§ Work instructions
The required output is the complete data, repeated without alteration.

(Dataset rows describing interfaces)
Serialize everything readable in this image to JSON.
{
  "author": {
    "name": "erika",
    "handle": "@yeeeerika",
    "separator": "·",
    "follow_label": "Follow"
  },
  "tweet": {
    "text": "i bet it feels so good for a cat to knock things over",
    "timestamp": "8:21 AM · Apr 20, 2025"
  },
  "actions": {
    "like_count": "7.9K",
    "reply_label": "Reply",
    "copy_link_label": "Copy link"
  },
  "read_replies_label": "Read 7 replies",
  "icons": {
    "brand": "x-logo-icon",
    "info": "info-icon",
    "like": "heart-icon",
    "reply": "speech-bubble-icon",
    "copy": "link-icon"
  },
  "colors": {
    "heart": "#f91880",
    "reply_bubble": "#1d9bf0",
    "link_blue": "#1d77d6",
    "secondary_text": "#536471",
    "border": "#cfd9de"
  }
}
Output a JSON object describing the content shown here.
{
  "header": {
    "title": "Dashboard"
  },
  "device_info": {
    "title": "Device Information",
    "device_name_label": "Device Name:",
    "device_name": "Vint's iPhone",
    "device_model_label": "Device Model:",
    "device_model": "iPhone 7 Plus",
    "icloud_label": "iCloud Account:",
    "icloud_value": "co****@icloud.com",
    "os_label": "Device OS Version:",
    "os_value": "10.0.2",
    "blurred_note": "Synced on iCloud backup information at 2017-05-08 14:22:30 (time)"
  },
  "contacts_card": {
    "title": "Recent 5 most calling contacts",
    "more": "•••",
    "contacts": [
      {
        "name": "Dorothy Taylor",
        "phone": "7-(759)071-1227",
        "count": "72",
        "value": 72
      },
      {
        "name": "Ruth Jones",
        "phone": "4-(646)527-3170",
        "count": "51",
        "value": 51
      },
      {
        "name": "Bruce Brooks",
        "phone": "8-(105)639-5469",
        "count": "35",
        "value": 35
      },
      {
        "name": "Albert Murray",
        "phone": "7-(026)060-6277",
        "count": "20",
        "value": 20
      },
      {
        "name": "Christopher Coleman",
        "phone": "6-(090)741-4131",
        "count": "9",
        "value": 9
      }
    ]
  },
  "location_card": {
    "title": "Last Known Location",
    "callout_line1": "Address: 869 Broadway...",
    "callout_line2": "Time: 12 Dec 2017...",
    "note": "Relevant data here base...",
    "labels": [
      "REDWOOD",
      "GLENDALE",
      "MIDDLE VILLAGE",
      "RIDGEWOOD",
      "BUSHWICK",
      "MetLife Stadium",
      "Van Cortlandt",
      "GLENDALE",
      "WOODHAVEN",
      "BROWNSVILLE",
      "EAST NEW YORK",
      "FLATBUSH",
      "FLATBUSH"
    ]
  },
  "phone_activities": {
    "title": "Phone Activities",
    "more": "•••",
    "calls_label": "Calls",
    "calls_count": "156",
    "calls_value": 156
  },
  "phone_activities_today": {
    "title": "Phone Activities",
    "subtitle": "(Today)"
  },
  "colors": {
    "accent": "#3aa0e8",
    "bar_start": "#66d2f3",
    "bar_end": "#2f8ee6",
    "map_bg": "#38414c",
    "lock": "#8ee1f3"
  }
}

§ Expected output
Serialize everything readable in this image to JSON.
{
  "author": {
    "name": "erika",
    "handle": "@yeeeerika",
    "separator": "·",
    "follow_label": "Follow"
  },
  "tweet": {
    "text": "i bet it feels so good for a cat to knock things over",
    "timestamp": "8:21 AM · Apr 20, 2025"
  },
  "actions": {
    "like_count": "7.9K",
    "reply_label": "Reply",
    "copy_link_label": "Copy link"
  },
  "read_replies_label": "Read 7 replies",
  "icons": {
    "brand": "x-logo-icon",
    "info": "info-icon",
    "like": "heart-icon",
    "reply": "speech-bubble-icon",
    "copy": "link-icon"
  },
  "colors": {
    "heart": "#f91880",
    "reply_bubble": "#1d9bf0",
    "link_blue": "#1d77d6",
    "secondary_text": "#536471",
    "border": "#cfd9de"
  }
}
Output a JSON object describing the content shown here.
{
  "header": {
    "title": "Dashboard"
  },
  "device_info": {
    "title": "Device Information",
    "device_name_label": "Device Name:",
    "device_name": "Vint's iPhone",
    "device_model_label": "Device Model:",
    "device_model": "iPhone 7 Plus",
    "icloud_label": "iCloud Account:",
    "icloud_value": "co****@icloud.com",
    "os_label": "Device OS Version:",
    "os_value": "10.0.2",
    "blurred_note": "Synced on iCloud backup information at 2017-05-08 14:22:30 (time)"
  },
  "contacts_card": {
    "title": "Recent 5 most calling contacts",
    "more": "•••",
    "contacts": [
      {
        "name": "Dorothy Taylor",
        "phone": "7-(759)071-1227",
        "count": "72",
        "value": 72
      },
      {
        "name": "Ruth Jones",
        "phone": "4-(646)527-3170",
        "count": "51",
        "value": 51
      },
      {
        "name": "Bruce Brooks",
        "phone": "8-(105)639-5469",
        "count": "35",
        "value": 35
      },
      {
        "name": "Albert Murray",
        "phone": "7-(026)060-6277",
        "count": "20",
        "value": 20
      },
      {
        "name": "Christopher Coleman",
        "phone": "6-(090)741-4131",
        "count": "9",
        "value": 9
      }
    ]
  },
  "location_card": {
    "title": "Last Known Location",
    "callout_line1": "Address: 869 Broadway...",
    "callout_line2": "Time: 12 Dec 2017...",
    "note": "Relevant data here base...",
    "labels": [
      "REDWOOD",
      "GLENDALE",
      "MIDDLE VILLAGE",
      "RIDGEWOOD",
      "BUSHWICK",
      "MetLife Stadium",
      "Van Cortlandt",
      "GLENDALE",
      "WOODHAVEN",
      "BROWNSVILLE",
      "EAST NEW YORK",
      "FLATBUSH",
      "FLATBUSH"
    ]
  },
  "phone_activities": {
    "title": "Phone Activities",
    "more": "•••",
    "calls_label": "Calls",
    "calls_count": "156",
    "calls_value": 156
  },
  "phone_activities_today": {
    "title": "Phone Activities",
    "subtitle": "(Today)"
  },
  "colors": {
    "accent": "#3aa0e8",
    "bar_start": "#66d2f3",
    "bar_end": "#2f8ee6",
    "map_bg": "#38414c",
    "lock": "#8ee1f3"
  }
}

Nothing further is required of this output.